##### Data supplied #####

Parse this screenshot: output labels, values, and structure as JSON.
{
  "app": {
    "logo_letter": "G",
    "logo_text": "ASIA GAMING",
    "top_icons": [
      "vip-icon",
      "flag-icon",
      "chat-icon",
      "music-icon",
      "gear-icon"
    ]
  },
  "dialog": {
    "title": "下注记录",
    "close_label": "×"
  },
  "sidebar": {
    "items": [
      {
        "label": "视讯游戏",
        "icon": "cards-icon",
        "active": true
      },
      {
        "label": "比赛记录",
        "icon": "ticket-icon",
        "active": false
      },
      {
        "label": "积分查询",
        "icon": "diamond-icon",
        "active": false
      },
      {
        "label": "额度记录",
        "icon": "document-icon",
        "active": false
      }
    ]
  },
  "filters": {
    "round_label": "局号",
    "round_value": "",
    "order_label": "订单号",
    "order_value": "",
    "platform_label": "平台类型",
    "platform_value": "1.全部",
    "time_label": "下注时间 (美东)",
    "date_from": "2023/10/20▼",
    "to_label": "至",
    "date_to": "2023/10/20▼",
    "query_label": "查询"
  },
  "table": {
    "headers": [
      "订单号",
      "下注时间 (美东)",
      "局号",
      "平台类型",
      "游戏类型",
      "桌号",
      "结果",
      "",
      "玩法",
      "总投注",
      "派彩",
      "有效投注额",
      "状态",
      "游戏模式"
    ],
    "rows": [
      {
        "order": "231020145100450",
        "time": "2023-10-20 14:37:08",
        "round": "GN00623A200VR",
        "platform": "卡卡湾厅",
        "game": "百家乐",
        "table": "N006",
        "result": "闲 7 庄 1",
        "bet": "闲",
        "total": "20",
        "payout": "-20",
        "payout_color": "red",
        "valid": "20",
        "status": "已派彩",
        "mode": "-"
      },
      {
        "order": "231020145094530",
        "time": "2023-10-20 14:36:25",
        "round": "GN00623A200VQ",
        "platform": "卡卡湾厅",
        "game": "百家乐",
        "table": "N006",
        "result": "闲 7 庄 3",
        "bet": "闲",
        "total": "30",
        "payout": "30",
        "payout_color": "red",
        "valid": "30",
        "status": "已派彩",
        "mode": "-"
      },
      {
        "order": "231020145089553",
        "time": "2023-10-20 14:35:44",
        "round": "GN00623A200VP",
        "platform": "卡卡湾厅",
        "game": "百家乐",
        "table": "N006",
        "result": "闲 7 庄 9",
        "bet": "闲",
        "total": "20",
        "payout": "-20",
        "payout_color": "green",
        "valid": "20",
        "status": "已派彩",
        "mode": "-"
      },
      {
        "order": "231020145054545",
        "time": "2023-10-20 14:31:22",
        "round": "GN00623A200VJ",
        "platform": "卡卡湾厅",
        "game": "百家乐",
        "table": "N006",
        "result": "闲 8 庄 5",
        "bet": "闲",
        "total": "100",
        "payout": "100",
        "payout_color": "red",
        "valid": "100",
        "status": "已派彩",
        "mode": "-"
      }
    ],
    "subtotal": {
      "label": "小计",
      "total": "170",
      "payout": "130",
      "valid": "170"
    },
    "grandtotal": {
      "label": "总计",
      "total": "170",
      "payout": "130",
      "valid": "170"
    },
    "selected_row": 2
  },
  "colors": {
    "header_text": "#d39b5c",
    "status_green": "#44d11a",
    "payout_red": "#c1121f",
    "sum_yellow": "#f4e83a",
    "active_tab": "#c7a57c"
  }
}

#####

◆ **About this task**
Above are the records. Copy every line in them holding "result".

◆ **Problem solution**
        "result": "闲 7 庄 1",
        "result": "闲 7 庄 3",
        "result": "闲 7 庄 9",
        "result": "闲 8 庄 5",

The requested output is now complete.